*** Source data
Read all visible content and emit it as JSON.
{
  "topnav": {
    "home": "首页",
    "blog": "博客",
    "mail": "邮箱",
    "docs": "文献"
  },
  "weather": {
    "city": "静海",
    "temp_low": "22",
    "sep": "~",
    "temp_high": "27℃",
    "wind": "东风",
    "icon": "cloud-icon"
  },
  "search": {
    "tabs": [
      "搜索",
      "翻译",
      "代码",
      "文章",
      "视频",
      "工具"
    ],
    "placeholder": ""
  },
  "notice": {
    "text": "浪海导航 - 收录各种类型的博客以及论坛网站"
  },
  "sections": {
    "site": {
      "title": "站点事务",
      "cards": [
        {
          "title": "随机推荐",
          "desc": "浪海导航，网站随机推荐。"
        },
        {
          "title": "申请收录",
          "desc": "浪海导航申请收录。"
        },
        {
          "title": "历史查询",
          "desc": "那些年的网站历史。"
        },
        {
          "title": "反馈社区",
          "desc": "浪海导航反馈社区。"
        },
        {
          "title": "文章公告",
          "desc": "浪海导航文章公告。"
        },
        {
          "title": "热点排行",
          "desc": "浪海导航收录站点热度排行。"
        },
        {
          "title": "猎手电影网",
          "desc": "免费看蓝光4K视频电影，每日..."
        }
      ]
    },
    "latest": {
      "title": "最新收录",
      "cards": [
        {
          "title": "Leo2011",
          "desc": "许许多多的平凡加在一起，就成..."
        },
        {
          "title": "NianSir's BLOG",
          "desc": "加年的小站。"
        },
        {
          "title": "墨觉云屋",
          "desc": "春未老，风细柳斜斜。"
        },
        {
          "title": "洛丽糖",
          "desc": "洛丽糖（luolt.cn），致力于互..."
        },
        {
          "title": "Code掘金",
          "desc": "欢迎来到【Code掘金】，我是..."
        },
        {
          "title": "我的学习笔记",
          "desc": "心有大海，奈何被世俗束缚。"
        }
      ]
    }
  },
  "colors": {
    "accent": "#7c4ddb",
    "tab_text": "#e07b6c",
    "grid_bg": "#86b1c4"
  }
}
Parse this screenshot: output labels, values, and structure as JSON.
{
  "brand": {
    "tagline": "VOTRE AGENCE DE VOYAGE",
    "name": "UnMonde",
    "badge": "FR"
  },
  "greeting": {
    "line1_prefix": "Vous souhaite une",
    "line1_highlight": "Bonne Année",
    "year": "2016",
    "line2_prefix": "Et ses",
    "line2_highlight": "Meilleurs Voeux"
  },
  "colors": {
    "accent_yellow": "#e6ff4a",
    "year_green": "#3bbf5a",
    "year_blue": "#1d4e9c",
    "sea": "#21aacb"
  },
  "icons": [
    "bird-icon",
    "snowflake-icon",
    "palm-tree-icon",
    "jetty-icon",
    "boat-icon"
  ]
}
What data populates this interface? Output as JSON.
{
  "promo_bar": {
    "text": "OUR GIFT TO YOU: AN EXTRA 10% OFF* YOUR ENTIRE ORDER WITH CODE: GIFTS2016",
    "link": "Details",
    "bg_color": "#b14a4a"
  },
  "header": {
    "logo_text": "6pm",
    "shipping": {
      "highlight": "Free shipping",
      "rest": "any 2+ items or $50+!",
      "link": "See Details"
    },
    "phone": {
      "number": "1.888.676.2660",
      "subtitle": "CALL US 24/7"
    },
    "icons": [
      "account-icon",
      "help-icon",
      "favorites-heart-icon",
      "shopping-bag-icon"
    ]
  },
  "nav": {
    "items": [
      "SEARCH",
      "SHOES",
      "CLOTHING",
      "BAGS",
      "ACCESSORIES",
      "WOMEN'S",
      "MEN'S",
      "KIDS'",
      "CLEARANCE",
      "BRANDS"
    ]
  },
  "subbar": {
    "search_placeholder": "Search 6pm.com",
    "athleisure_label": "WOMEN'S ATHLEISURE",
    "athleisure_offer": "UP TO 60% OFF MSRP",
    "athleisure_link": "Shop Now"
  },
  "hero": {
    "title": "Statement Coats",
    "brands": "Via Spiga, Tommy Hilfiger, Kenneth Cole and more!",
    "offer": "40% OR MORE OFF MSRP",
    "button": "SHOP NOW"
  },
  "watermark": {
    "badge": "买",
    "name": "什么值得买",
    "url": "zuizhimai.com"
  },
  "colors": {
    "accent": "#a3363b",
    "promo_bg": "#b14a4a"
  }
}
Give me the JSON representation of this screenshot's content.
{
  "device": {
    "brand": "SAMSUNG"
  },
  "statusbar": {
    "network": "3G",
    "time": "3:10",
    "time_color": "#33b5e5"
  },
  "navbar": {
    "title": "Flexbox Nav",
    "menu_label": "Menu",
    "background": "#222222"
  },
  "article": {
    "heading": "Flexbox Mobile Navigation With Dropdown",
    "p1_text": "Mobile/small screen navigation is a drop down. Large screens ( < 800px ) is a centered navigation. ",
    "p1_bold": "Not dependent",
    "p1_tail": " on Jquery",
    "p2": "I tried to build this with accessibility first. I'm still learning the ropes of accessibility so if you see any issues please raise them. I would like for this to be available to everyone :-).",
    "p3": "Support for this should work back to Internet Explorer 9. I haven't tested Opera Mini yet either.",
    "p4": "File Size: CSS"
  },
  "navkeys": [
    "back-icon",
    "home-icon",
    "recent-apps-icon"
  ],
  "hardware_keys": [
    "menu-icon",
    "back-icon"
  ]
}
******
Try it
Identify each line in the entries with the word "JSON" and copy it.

Exercise answer
Read all visible content and emit it as JSON.
Parse this screenshot: output labels, values, and structure as JSON.
What data populates this interface? Output as JSON.
Give me the JSON representation of this screenshot's content.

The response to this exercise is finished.